**** RECORDS FOR THIS TASK

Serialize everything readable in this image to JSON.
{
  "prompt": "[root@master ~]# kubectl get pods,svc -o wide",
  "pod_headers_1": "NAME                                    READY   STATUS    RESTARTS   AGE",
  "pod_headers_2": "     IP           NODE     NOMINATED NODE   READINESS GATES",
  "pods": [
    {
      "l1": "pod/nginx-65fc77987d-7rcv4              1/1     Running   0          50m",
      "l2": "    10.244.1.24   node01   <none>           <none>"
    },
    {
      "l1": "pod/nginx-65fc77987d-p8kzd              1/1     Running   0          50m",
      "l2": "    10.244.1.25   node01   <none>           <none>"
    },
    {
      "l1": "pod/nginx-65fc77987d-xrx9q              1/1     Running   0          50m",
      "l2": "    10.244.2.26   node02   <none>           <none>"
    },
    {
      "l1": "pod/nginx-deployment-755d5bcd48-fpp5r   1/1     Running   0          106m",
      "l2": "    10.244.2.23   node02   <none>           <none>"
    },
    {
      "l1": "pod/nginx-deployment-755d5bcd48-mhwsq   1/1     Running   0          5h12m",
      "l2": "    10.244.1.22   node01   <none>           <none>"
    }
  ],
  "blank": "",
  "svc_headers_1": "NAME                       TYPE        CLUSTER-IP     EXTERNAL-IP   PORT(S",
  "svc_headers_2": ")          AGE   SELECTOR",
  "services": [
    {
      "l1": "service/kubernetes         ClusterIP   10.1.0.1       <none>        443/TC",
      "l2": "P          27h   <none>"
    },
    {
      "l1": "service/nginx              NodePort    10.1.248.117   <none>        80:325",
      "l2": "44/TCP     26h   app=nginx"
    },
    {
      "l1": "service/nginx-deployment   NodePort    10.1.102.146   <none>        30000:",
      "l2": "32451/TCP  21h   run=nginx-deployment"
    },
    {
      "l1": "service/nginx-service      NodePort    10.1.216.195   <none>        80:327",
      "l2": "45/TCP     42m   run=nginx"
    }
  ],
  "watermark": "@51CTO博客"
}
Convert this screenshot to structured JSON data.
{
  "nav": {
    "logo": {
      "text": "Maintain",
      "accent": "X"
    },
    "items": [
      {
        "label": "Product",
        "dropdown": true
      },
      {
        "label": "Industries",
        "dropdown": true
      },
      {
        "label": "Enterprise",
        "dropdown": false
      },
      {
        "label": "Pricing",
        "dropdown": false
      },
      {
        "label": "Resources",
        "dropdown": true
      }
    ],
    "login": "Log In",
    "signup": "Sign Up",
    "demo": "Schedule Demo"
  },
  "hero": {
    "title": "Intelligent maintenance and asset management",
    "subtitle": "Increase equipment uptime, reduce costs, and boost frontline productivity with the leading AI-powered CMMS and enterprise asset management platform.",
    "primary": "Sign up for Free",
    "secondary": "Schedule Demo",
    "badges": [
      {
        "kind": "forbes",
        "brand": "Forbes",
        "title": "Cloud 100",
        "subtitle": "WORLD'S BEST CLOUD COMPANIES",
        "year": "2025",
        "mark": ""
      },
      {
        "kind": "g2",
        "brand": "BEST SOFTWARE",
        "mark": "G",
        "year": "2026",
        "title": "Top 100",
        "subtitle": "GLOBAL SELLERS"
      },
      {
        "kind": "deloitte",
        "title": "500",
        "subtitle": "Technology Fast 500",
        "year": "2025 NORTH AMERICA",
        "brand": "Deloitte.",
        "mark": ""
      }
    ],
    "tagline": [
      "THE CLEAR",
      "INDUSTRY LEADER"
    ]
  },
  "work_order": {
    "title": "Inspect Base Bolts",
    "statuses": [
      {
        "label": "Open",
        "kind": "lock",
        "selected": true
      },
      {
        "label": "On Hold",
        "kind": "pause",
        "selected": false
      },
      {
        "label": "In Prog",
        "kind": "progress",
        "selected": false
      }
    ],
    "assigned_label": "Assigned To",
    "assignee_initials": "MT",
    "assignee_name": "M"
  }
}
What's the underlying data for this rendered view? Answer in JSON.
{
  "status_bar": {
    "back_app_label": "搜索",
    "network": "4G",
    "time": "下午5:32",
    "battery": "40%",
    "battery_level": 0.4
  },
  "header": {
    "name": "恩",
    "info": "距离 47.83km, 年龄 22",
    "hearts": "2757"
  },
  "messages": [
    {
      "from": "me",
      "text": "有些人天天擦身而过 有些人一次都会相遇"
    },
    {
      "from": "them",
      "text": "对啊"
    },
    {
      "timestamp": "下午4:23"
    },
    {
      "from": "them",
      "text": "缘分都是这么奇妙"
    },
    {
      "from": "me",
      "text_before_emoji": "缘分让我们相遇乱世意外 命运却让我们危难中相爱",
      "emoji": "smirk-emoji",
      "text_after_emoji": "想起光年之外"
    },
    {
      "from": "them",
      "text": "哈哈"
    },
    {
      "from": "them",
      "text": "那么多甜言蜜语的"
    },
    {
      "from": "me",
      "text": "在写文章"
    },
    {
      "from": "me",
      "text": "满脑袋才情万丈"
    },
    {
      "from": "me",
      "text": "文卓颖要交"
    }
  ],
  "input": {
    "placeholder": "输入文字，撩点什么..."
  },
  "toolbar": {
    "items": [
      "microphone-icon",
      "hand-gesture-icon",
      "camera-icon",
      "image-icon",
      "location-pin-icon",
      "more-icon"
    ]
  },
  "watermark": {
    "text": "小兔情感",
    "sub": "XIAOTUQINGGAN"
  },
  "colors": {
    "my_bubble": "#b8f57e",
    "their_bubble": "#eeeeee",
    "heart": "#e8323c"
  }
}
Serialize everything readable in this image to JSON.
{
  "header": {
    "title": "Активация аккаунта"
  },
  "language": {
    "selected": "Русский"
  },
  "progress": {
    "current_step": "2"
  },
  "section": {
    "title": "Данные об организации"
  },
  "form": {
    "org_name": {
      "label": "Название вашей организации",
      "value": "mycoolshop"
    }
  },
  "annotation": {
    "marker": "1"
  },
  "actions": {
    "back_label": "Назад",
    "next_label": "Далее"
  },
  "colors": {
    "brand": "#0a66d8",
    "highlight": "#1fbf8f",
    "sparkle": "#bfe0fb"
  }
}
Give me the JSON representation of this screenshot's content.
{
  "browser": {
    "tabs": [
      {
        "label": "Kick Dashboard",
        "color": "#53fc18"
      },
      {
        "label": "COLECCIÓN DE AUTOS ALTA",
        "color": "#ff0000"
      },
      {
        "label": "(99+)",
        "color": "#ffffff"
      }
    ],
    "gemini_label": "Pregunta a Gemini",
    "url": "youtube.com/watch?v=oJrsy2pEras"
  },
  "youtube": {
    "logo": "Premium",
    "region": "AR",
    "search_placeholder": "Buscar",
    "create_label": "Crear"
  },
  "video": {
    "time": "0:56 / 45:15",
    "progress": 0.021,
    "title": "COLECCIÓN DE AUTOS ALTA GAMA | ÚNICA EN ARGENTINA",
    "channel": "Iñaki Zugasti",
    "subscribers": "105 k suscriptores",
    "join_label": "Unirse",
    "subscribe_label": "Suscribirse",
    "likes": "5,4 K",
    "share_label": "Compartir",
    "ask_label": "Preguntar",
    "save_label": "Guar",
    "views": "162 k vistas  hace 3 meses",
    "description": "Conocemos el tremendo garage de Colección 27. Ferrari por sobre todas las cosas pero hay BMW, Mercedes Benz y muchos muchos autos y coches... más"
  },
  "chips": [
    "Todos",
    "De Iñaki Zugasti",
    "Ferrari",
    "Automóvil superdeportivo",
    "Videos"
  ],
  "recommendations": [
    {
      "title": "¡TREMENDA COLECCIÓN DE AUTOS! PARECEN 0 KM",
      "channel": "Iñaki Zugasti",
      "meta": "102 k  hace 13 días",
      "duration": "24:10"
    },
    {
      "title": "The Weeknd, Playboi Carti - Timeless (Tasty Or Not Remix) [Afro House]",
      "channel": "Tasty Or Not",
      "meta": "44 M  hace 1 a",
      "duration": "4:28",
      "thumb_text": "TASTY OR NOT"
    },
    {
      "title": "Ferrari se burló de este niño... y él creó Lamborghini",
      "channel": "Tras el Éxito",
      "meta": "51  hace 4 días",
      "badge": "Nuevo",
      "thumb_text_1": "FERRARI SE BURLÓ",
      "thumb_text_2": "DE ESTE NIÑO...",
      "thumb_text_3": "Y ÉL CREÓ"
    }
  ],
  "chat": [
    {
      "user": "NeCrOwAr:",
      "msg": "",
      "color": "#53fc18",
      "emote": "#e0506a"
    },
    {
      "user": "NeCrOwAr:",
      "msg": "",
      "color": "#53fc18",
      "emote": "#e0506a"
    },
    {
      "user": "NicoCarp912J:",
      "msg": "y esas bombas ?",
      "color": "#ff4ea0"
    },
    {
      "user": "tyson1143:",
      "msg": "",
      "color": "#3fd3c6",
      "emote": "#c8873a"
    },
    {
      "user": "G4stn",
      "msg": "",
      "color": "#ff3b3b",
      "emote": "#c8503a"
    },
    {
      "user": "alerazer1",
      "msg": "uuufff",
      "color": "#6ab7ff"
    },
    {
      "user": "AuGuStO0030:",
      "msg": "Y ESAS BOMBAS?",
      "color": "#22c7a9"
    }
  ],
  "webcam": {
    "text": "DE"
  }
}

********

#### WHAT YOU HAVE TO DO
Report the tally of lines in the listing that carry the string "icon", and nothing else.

#### ANSWER TO THE EXERCISE
6